Did you know that most cases that are diagnosed as "pink eye" are not pink eye at all?

Pink eye has become a generic term used in urgent cares, schools, minute clinics, and even the trusted Family Doctor's office to diagnose someone's conjunctivitis when they are not really sure what it is.

True pink eye, as defined by the eyecare professionals, is called epidemic keratoconjunctivitis, or EKC.

EKC is a highly contagious form of conjunctivitis caused by certain viruses called adenovirus.  It is a more severe form of conjunctivitis that typically lasts 7-21 days.  Patient's with this pink eye can have very red, watery, and irritated eyes.  Many times the vision is affected due to the amount of inflammation in the eyes.

Because pink eye is due to an adenovirus, like the common cold, it typically must just run it's course before going away.


Although there is no treatment that will cure pink eye, your Eye Columbus Optometrist can prescribe eye drops that will reduce the signs and symptoms of the virus to make it more manageable. 

Antibiotic eye drops are commonly prescribed by urgent cares and minute clinics for the treatment of pink eye.  Unfortunately, because pink eye is caused from a virus and not bacteria, these antibiotics have little to no affect.

In many cases of pink eye the cornea may become involved with subepithelial infiltrates, little groups of white blood cells called in to stop the infection.  These infiltrates need to be treated with proper eye drops before any scarring takes place.  Your Optometrist may prescribe a steroid eye drop which will help remove these infiltrates.  These steroid eye drops will reduce the redness and swelling as well as improve comfort for the patient until the pink eye resolves.


True pink eye (EKC) is very contagious.  Because pink eye is caused by an adenovirus, it can spread just as easily as the common cold.

Patients that develop or think they may be developing pink eye should take extra caution in washing their hands routinely to minimize the risk of spreading it to someone else.  These people should also be sure to wash all towels, pillow cases, and bed sheets and blankets.

Other articles in the house that are often overlooked are throw pillows on couches, hand towels, door handles, and sink handles.  All of these should be disinfected.

Most patients are typically contagious for 14 days.


True pink eye (EKC) follows a pretty common rule that we call the Rule of 8.  Although this rule does not exactly define each patient's experience with pink eye, it does help us understand the virus lifespan and what we can expect.

What Is The Rule Of 8

  • Pink eye is commonly caused by adenovirus 8
  • We will not have any signs and symptoms of pink eye until 8 days after we have caught pink eye or exposed to the virus.
  • One is typically affected first.

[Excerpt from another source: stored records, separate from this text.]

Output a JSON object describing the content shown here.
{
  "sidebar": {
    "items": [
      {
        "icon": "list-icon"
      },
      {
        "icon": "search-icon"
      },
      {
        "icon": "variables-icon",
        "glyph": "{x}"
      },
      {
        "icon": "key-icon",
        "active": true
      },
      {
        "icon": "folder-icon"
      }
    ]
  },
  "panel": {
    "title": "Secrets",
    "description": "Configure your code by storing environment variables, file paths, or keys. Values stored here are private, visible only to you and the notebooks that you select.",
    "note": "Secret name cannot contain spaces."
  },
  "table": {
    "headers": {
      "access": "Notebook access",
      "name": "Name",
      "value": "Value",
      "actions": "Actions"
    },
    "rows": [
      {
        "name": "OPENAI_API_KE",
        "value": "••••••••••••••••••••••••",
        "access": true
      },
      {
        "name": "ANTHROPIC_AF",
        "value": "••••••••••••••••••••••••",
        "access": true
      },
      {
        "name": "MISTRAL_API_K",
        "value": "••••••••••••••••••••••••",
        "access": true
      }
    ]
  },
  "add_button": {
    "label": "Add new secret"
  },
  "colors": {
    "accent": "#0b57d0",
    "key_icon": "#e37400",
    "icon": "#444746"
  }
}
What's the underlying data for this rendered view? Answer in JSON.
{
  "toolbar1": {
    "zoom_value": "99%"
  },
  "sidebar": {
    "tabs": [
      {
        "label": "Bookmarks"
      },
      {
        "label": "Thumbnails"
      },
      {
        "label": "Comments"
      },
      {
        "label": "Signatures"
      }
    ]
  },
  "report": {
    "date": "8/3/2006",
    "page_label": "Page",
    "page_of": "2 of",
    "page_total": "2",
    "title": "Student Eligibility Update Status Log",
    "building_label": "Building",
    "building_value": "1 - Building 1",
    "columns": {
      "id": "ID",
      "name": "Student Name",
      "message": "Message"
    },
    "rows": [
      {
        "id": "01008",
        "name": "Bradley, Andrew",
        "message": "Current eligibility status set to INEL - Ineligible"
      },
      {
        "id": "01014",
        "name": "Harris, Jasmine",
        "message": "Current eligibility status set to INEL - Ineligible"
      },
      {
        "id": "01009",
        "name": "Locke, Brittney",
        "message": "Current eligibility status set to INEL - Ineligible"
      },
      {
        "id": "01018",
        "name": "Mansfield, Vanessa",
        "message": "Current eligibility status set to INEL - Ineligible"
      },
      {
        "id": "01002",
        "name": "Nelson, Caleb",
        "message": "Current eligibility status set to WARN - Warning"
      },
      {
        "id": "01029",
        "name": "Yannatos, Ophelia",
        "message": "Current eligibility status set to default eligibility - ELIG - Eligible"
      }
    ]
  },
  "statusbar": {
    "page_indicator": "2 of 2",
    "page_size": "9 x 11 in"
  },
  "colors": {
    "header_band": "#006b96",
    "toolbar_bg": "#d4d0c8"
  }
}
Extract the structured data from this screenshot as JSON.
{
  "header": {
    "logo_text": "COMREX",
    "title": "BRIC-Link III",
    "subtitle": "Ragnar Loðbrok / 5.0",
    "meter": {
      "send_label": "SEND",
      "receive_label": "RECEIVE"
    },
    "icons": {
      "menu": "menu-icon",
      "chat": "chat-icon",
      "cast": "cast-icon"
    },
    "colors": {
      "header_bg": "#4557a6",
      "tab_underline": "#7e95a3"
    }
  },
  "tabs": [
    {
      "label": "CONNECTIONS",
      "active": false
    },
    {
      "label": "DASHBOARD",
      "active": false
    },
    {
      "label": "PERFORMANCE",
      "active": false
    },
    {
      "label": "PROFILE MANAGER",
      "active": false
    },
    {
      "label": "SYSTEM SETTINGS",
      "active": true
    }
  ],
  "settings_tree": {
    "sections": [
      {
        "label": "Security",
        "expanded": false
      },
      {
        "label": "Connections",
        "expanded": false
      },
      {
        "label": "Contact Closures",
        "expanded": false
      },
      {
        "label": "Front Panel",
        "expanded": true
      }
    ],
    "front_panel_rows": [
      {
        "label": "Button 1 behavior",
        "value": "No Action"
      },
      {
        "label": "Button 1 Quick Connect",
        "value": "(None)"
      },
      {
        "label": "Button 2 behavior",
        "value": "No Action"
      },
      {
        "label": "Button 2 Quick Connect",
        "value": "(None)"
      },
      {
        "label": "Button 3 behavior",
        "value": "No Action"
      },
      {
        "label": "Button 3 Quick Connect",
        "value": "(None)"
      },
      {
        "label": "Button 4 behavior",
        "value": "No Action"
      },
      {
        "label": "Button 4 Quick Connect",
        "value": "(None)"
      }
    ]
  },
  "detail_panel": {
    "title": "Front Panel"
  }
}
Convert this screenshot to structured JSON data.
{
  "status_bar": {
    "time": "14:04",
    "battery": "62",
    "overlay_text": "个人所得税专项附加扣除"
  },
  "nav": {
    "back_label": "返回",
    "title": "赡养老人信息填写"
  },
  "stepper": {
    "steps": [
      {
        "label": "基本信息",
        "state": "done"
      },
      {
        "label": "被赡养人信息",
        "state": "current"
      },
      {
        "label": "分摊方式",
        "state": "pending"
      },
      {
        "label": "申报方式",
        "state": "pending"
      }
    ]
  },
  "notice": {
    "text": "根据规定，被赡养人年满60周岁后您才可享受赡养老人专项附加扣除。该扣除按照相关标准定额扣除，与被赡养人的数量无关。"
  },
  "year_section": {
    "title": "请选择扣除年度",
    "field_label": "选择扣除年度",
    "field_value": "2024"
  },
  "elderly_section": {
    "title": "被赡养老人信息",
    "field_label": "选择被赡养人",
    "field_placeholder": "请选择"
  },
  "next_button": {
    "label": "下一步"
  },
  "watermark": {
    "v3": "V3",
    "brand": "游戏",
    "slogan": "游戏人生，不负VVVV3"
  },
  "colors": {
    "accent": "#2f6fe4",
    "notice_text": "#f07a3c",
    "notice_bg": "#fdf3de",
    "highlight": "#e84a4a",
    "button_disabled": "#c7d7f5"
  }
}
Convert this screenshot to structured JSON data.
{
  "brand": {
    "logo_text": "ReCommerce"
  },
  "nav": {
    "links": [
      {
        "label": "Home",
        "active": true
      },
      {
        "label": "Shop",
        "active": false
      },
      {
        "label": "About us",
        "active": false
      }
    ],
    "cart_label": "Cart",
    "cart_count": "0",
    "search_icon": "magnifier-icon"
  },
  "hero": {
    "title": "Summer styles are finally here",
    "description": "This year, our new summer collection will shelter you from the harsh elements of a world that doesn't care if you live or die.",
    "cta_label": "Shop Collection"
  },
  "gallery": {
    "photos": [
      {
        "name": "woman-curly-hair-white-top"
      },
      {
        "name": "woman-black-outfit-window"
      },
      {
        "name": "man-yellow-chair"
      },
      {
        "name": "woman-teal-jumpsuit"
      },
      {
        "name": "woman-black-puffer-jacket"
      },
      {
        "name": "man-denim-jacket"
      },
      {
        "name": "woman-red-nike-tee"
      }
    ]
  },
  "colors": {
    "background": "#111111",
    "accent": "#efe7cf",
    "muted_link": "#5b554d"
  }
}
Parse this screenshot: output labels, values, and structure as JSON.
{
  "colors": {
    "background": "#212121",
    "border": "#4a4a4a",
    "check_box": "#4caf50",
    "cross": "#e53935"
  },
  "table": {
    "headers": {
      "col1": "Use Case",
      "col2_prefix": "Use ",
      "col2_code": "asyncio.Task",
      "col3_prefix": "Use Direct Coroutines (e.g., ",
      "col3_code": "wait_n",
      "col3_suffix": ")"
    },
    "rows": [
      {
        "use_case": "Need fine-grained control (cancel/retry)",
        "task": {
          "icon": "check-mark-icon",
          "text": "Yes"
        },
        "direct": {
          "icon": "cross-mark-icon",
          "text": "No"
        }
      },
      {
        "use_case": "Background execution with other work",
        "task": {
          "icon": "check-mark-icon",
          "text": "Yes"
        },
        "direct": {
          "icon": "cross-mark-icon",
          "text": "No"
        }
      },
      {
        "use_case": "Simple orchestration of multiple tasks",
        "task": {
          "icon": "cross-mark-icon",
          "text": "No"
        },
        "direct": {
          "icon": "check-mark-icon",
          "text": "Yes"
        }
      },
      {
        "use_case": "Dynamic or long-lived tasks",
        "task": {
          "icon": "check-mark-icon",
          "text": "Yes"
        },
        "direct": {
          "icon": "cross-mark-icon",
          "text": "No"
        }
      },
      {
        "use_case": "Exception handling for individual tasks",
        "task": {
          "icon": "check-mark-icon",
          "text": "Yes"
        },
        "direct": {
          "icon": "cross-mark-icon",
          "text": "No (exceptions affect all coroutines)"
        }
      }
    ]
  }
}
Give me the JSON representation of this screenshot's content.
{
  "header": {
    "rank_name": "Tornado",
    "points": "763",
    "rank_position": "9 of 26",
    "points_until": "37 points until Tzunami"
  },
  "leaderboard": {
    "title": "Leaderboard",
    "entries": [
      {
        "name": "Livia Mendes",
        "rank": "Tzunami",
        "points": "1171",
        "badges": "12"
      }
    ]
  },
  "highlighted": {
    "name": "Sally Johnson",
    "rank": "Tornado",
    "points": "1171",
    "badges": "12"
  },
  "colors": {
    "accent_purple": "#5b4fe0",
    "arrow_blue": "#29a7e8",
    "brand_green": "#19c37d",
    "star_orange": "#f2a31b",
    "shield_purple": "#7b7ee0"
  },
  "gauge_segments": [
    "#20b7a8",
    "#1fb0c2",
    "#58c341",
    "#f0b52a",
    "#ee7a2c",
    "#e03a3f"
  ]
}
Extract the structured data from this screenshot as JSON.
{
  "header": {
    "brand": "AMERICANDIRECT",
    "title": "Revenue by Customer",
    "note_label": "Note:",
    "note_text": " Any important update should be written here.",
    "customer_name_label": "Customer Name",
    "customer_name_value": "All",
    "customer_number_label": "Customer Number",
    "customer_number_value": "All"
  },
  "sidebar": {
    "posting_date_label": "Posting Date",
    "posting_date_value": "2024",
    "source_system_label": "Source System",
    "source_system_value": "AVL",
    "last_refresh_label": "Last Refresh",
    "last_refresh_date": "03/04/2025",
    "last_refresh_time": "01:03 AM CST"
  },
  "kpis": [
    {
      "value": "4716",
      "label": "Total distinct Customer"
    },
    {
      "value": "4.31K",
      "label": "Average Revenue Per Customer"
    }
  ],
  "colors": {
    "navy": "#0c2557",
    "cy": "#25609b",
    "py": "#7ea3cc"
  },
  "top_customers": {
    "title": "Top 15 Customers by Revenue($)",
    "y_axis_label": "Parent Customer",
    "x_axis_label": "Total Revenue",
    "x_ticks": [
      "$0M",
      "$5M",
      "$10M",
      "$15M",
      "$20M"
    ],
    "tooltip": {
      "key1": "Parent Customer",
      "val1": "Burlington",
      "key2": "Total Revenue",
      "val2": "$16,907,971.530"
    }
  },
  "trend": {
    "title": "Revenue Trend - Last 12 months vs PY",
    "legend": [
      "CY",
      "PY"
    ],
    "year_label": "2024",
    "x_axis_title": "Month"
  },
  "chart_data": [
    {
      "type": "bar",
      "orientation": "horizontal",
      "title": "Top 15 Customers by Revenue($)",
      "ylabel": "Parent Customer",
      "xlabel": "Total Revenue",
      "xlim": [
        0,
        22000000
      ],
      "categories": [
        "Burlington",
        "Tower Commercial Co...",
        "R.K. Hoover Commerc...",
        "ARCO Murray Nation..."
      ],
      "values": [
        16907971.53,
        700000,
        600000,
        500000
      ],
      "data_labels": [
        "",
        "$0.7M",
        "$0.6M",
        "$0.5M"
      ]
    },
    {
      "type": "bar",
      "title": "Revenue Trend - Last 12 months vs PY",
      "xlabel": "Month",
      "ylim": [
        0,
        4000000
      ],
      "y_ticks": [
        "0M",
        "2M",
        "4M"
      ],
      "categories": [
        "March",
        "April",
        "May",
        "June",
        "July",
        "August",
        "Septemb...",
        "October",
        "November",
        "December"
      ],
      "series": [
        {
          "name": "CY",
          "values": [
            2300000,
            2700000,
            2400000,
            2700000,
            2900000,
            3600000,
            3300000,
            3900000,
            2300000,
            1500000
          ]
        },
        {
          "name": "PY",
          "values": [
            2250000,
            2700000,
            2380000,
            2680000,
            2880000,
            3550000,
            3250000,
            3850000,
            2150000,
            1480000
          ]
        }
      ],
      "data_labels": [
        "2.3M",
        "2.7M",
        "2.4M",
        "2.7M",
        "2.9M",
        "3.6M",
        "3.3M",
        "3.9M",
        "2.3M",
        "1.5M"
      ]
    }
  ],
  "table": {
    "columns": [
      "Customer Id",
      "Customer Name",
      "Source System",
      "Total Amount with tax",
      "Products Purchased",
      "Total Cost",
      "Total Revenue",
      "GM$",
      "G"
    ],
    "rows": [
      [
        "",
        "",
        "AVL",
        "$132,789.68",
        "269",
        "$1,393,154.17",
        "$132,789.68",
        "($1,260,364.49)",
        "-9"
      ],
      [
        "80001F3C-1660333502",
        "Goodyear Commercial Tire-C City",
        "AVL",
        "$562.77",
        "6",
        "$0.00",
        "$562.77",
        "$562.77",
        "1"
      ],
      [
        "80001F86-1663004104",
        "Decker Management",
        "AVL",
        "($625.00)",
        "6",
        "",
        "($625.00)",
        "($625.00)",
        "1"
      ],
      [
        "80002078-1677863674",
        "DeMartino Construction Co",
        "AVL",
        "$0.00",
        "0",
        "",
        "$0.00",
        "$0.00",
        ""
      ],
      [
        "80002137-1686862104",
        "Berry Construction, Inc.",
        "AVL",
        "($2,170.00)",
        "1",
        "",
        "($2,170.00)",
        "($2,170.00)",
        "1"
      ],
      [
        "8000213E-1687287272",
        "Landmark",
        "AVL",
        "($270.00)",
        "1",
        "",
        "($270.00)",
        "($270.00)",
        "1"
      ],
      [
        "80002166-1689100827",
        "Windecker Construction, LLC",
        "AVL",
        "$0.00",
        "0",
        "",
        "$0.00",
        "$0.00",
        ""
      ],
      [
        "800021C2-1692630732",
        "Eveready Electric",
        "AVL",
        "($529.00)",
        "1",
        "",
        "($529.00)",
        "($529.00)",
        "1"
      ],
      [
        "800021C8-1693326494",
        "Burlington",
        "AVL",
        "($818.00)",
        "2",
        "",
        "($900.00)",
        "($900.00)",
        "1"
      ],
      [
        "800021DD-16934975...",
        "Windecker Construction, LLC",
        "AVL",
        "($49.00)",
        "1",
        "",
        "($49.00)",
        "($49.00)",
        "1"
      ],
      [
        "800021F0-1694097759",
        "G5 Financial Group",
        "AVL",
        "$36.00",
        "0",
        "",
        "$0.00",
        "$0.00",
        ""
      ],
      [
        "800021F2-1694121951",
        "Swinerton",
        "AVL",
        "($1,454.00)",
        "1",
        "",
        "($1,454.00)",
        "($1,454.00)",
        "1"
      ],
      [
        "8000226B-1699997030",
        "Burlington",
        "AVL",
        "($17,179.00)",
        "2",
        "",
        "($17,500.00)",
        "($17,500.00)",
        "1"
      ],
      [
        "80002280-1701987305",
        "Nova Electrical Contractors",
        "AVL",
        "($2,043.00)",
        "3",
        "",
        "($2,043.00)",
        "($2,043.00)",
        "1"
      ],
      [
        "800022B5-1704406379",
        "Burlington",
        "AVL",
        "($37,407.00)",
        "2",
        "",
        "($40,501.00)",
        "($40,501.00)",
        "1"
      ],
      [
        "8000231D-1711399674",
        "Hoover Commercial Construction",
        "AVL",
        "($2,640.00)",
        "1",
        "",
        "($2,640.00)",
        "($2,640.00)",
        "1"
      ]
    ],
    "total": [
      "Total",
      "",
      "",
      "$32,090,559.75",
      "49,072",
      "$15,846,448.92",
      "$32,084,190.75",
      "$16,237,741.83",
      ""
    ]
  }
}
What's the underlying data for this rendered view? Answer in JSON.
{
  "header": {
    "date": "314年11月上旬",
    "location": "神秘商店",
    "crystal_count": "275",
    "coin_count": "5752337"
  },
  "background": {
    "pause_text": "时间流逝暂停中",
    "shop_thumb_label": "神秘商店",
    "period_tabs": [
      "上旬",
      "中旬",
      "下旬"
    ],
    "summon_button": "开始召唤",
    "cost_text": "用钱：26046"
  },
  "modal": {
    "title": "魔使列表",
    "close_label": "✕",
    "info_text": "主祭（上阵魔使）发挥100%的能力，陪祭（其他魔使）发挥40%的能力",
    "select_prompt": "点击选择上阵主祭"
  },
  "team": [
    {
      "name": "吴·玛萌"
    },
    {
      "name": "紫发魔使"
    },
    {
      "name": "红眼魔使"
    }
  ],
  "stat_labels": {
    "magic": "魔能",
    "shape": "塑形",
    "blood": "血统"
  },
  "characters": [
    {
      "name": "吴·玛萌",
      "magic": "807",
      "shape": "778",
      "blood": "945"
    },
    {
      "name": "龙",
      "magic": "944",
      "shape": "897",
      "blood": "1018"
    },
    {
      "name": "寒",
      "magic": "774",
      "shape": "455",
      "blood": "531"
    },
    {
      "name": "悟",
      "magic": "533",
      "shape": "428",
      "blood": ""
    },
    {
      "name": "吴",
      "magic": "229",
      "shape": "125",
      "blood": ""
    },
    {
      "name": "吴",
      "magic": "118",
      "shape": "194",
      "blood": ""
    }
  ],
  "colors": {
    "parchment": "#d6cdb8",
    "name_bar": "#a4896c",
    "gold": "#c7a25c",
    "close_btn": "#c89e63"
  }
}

The other eye usually catches pink eye 8 days later.
  • Pink eye will start to improve 8 days after onset.  The other eye will usually improve 8 days after that.

If for any reason you think you may have pink eye, please visit your Optometrist as soon as possible.  Only your eye doctor has the tools need in their office to tell the difference between pink eye and other common eye infections.

by Dr. Craig Miller | Eye Columbus